WHAT YOU NEED TO DO |
Restate the records word for word, omitting nothing.

^^^^^^^^

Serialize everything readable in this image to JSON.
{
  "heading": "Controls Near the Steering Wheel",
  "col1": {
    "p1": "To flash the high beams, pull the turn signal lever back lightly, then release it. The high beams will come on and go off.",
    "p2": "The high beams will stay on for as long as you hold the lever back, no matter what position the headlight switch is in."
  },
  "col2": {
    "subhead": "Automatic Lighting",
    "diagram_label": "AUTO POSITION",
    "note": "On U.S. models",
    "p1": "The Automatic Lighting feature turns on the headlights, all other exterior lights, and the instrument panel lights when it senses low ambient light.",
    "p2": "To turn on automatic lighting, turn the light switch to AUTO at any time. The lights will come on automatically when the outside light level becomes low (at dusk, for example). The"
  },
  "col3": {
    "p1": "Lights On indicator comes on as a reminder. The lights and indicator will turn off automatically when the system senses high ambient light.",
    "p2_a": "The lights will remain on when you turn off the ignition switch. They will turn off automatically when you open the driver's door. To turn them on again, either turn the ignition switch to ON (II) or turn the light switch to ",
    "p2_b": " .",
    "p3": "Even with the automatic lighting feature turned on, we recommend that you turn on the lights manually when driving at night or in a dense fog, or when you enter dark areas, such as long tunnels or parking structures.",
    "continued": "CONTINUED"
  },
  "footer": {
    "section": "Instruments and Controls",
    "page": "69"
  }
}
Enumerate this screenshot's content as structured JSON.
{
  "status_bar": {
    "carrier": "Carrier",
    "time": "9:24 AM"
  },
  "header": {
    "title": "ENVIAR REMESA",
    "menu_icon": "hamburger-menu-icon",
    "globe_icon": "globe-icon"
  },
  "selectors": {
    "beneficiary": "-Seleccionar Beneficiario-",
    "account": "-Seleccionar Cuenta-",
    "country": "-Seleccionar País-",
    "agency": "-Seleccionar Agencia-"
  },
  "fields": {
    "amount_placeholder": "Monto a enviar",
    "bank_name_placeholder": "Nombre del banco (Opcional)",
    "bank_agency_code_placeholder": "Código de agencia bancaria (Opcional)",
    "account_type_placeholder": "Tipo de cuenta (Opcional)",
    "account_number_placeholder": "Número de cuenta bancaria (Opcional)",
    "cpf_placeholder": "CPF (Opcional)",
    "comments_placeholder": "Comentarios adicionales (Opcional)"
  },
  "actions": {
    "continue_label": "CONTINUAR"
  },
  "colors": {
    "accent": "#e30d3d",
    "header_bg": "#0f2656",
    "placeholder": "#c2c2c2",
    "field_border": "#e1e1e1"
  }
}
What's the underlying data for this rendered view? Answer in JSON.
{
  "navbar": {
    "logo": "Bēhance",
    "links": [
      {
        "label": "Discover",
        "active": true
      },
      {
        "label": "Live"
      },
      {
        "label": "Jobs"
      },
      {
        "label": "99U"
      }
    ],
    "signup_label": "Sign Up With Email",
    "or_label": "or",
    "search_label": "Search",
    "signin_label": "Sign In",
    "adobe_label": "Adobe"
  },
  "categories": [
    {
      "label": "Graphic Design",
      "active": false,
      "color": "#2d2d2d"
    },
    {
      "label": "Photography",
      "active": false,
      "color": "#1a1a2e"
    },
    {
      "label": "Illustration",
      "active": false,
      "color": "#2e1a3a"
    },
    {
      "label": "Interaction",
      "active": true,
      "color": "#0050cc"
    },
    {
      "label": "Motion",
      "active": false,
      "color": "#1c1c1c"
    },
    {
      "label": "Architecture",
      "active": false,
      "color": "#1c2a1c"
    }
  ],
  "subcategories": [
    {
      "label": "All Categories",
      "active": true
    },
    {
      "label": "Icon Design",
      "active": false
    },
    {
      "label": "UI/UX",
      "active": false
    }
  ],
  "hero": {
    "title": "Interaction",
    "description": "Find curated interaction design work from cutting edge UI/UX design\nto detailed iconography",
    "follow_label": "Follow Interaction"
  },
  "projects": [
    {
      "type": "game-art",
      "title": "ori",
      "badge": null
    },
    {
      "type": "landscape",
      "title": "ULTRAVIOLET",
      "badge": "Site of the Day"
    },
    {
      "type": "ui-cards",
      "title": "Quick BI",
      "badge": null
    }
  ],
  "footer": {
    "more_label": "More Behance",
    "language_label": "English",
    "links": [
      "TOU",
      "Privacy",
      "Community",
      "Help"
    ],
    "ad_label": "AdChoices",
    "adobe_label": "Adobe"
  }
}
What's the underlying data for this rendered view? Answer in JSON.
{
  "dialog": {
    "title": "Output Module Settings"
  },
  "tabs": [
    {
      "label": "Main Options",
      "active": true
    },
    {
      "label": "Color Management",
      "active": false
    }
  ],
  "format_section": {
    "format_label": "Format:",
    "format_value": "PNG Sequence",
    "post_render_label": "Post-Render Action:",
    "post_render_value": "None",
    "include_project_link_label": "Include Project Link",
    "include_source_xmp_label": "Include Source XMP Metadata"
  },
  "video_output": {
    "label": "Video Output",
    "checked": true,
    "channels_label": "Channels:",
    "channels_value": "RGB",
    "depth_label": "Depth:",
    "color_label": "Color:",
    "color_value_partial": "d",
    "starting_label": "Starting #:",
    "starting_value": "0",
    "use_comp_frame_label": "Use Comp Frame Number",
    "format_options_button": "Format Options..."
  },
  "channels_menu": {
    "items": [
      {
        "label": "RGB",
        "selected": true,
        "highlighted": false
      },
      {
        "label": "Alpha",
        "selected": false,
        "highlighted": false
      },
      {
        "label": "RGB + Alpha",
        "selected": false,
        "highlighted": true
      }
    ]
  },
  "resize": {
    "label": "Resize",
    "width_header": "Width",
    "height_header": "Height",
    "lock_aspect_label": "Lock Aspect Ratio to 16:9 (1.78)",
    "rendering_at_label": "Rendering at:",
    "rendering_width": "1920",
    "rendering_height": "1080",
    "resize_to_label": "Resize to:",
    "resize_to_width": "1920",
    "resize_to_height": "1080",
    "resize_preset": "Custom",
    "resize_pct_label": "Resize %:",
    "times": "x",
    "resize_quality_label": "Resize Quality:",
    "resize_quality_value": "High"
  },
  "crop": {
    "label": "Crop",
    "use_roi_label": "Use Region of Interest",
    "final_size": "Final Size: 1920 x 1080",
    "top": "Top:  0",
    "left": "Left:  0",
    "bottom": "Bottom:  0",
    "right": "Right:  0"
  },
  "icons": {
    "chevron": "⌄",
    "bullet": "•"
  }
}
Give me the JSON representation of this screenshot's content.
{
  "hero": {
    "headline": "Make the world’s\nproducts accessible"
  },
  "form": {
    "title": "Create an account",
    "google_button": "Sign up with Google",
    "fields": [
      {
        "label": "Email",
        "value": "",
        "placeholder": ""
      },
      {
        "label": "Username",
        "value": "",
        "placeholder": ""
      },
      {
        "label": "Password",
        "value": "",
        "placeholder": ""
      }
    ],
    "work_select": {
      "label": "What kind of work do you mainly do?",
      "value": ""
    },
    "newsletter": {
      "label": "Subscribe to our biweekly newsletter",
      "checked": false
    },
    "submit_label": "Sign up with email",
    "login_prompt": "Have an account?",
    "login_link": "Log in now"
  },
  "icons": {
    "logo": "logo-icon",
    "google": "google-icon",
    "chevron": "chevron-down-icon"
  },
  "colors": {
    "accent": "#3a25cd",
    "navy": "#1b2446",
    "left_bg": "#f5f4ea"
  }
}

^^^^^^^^

RESULT FOR THIS EXERCISE |
Serialize everything readable in this image to JSON.
{
  "heading": "Controls Near the Steering Wheel",
  "col1": {
    "p1": "To flash the high beams, pull the turn signal lever back lightly, then release it. The high beams will come on and go off.",
    "p2": "The high beams will stay on for as long as you hold the lever back, no matter what position the headlight switch is in."
  },
  "col2": {
    "subhead": "Automatic Lighting",
    "diagram_label": "AUTO POSITION",
    "note": "On U.S. models",
    "p1": "The Automatic Lighting feature turns on the headlights, all other exterior lights, and the instrument panel lights when it senses low ambient light.",
    "p2": "To turn on automatic lighting, turn the light switch to AUTO at any time. The lights will come on automatically when the outside light level becomes low (at dusk, for example). The"
  },
  "col3": {
    "p1": "Lights On indicator comes on as a reminder. The lights and indicator will turn off automatically when the system senses high ambient light.",
    "p2_a": "The lights will remain on when you turn off the ignition switch. They will turn off automatically when you open the driver's door. To turn them on again, either turn the ignition switch to ON (II) or turn the light switch to ",
    "p2_b": " .",
    "p3": "Even with the automatic lighting feature turned on, we recommend that you turn on the lights manually when driving at night or in a dense fog, or when you enter dark areas, such as long tunnels or parking structures.",
    "continued": "CONTINUED"
  },
  "footer": {
    "section": "Instruments and Controls",
    "page": "69"
  }
}
Enumerate this screenshot's content as structured JSON.
{
  "status_bar": {
    "carrier": "Carrier",
    "time": "9:24 AM"
  },
  "header": {
    "title": "ENVIAR REMESA",
    "menu_icon": "hamburger-menu-icon",
    "globe_icon": "globe-icon"
  },
  "selectors": {
    "beneficiary": "-Seleccionar Beneficiario-",
    "account": "-Seleccionar Cuenta-",
    "country": "-Seleccionar País-",
    "agency": "-Seleccionar Agencia-"
  },
  "fields": {
    "amount_placeholder": "Monto a enviar",
    "bank_name_placeholder": "Nombre del banco (Opcional)",
    "bank_agency_code_placeholder": "Código de agencia bancaria (Opcional)",
    "account_type_placeholder": "Tipo de cuenta (Opcional)",
    "account_number_placeholder": "Número de cuenta bancaria (Opcional)",
    "cpf_placeholder": "CPF (Opcional)",
    "comments_placeholder": "Comentarios adicionales (Opcional)"
  },
  "actions": {
    "continue_label": "CONTINUAR"
  },
  "colors": {
    "accent": "#e30d3d",
    "header_bg": "#0f2656",
    "placeholder": "#c2c2c2",
    "field_border": "#e1e1e1"
  }
}
What's the underlying data for this rendered view? Answer in JSON.
{
  "navbar": {
    "logo": "Bēhance",
    "links": [
      {
        "label": "Discover",
        "active": true
      },
      {
        "label": "Live"
      },
      {
        "label": "Jobs"
      },
      {
        "label": "99U"
      }
    ],
    "signup_label": "Sign Up With Email",
    "or_label": "or",
    "search_label": "Search",
    "signin_label": "Sign In",
    "adobe_label": "Adobe"
  },
  "categories": [
    {
      "label": "Graphic Design",
      "active": false,
      "color": "#2d2d2d"
    },
    {
      "label": "Photography",
      "active": false,
      "color": "#1a1a2e"
    },
    {
      "label": "Illustration",
      "active": false,
      "color": "#2e1a3a"
    },
    {
      "label": "Interaction",
      "active": true,
      "color": "#0050cc"
    },
    {
      "label": "Motion",
      "active": false,
      "color": "#1c1c1c"
    },
    {
      "label": "Architecture",
      "active": false,
      "color": "#1c2a1c"
    }
  ],
  "subcategories": [
    {
      "label": "All Categories",
      "active": true
    },
    {
      "label": "Icon Design",
      "active": false
    },
    {
      "label": "UI/UX",
      "active": false
    }
  ],
  "hero": {
    "title": "Interaction",
    "description": "Find curated interaction design work from cutting edge UI/UX design\nto detailed iconography",
    "follow_label": "Follow Interaction"
  },
  "projects": [
    {
      "type": "game-art",
      "title": "ori",
      "badge": null
    },
    {
      "type": "landscape",
      "title": "ULTRAVIOLET",
      "badge": "Site of the Day"
    },
    {
      "type": "ui-cards",
      "title": "Quick BI",
      "badge": null
    }
  ],
  "footer": {
    "more_label": "More Behance",
    "language_label": "English",
    "links": [
      "TOU",
      "Privacy",
      "Community",
      "Help"
    ],
    "ad_label": "AdChoices",
    "adobe_label": "Adobe"
  }
}
What's the underlying data for this rendered view? Answer in JSON.
{
  "dialog": {
    "title": "Output Module Settings"
  },
  "tabs": [
    {
      "label": "Main Options",
      "active": true
    },
    {
      "label": "Color Management",
      "active": false
    }
  ],
  "format_section": {
    "format_label": "Format:",
    "format_value": "PNG Sequence",
    "post_render_label": "Post-Render Action:",
    "post_render_value": "None",
    "include_project_link_label": "Include Project Link",
    "include_source_xmp_label": "Include Source XMP Metadata"
  },
  "video_output": {
    "label": "Video Output",
    "checked": true,
    "channels_label": "Channels:",
    "channels_value": "RGB",
    "depth_label": "Depth:",
    "color_label": "Color:",
    "color_value_partial": "d",
    "starting_label": "Starting #:",
    "starting_value": "0",
    "use_comp_frame_label": "Use Comp Frame Number",
    "format_options_button": "Format Options..."
  },
  "channels_menu": {
    "items": [
      {
        "label": "RGB",
        "selected": true,
        "highlighted": false
      },
      {
        "label": "Alpha",
        "selected": false,
        "highlighted": false
      },
      {
        "label": "RGB + Alpha",
        "selected": false,
        "highlighted": true
      }
    ]
  },
  "resize": {
    "label": "Resize",
    "width_header": "Width",
    "height_header": "Height",
    "lock_aspect_label": "Lock Aspect Ratio to 16:9 (1.78)",
    "rendering_at_label": "Rendering at:",
    "rendering_width": "1920",
    "rendering_height": "1080",
    "resize_to_label": "Resize to:",
    "resize_to_width": "1920",
    "resize_to_height": "1080",
    "resize_preset": "Custom",
    "resize_pct_label": "Resize %:",
    "times": "x",
    "resize_quality_label": "Resize Quality:",
    "resize_quality_value": "High"
  },
  "crop": {
    "label": "Crop",
    "use_roi_label": "Use Region of Interest",
    "final_size": "Final Size: 1920 x 1080",
    "top": "Top:  0",
    "left": "Left:  0",
    "bottom": "Bottom:  0",
    "right": "Right:  0"
  },
  "icons": {
    "chevron": "⌄",
    "bullet": "•"
  }
}
Give me the JSON representation of this screenshot's content.
{
  "hero": {
    "headline": "Make the world’s\nproducts accessible"
  },
  "form": {
    "title": "Create an account",
    "google_button": "Sign up with Google",
    "fields": [
      {
        "label": "Email",
        "value": "",
        "placeholder": ""
      },
      {
        "label": "Username",
        "value": "",
        "placeholder": ""
      },
      {
        "label": "Password",
        "value": "",
        "placeholder": ""
      }
    ],
    "work_select": {
      "label": "What kind of work do you mainly do?",
      "value": ""
    },
    "newsletter": {
      "label": "Subscribe to our biweekly newsletter",
      "checked": false
    },
    "submit_label": "Sign up with email",
    "login_prompt": "Have an account?",
    "login_link": "Log in now"
  },
  "icons": {
    "logo": "logo-icon",
    "google": "google-icon",
    "chevron": "chevron-down-icon"
  },
  "colors": {
    "accent": "#3a25cd",
    "navy": "#1b2446",
    "left_bg": "#f5f4ea"
  }
}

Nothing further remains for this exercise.